Quantum computers may one day solve algorithmic problems which even the biggest supercomputers today can’t manage. But how do you test a quantum computer to...

Im Focus: In best circles: First integrated circuit from self-assembled polymer

For the first time, a team of researchers at the Max-Planck Institute (MPI) for Polymer Research in Mainz, Germany, has succeeded in making an integrated circuit (IC) from just a monolayer of a semiconducting polymer via a bottom-up, self-assembly approach.

In the self-assembly process, the semiconducting polymer arranges itself into an ordered monolayer in a transistor. The transistors are binary switches used...

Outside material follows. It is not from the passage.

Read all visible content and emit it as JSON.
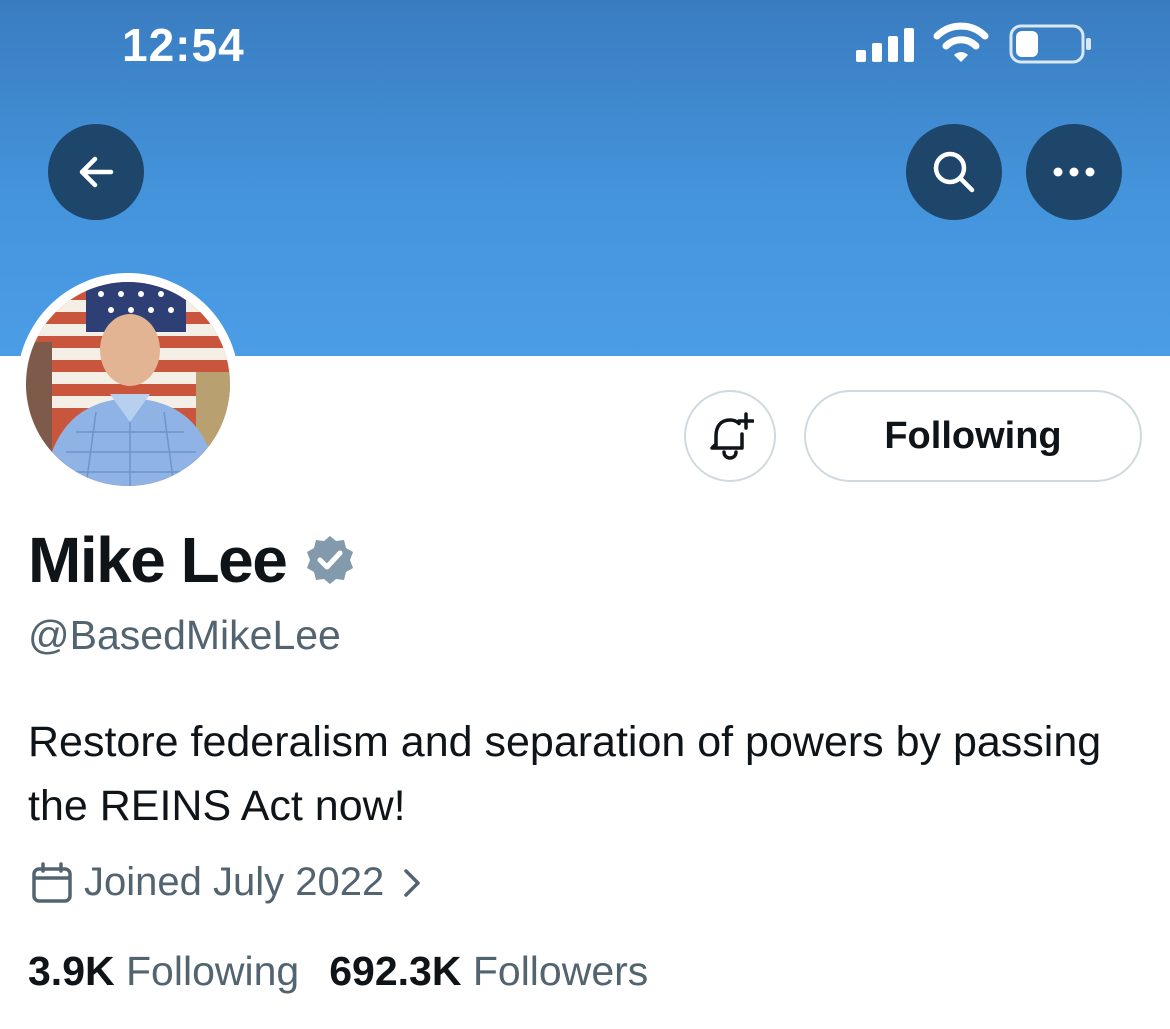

Im Focus: Demonstration of a single molecule piezoelectric effect

Breakthrough provides a new concept of the design of molecular motors, sensors and electricity generators at nanoscale

Researchers from the Institute of Organic Chemistry and Biochemistry of the CAS (IOCB Prague), Institute of Physics of the CAS (IP CAS) and Palacký University...

Im Focus: Hybrid optics bring color imaging using ultrathin metalenses into focus

For photographers and scientists, lenses are lifesavers. They reflect and refract light, making possible the imaging systems that drive discovery through the microscope and preserve history through cameras.

But today's glass-based lenses are bulky and resist miniaturization. Next-generation technologies, such as ultrathin cameras or tiny microscopes, require...

Im Focus: Stem cell divisions in the adult brain seen for the first time

Scientists from the University of Zurich have succeeded for the first time in tracking individual stem cells and their neuronal progeny over months within the intact adult brain. This study sheds light on how new neurons are produced throughout life.

The generation of new nerve cells was once thought to taper off at the end of embryonic development. However, recent research has shown that the adult brain...

All Focus news of the innovation-report >>>

Anzeige

Anzeige

VideoLinks
Industry & Economy
Event News

2nd International Conference on High Temperature Shape Memory Alloys (HTSMAs)

15.02.2018 | Event News

Aachen DC Grid Summit 2018

13.02.2018 | Event News

How Global Climate Policy Can Learn from the Energy Transition

12.02.2018 | Event News

 
Latest News

Stiffness matters

22.02.2018 | Life Sciences

Magnetic field traces gas and dust swirling around supermassive black hole

22.02.2018 | Physics and Astronomy

First evidence of surprising ocean warming around Galápagos corals

22.02.2018 | Earth Sciences

VideoLinks
Science & Research
Overview of more VideoLinks >>>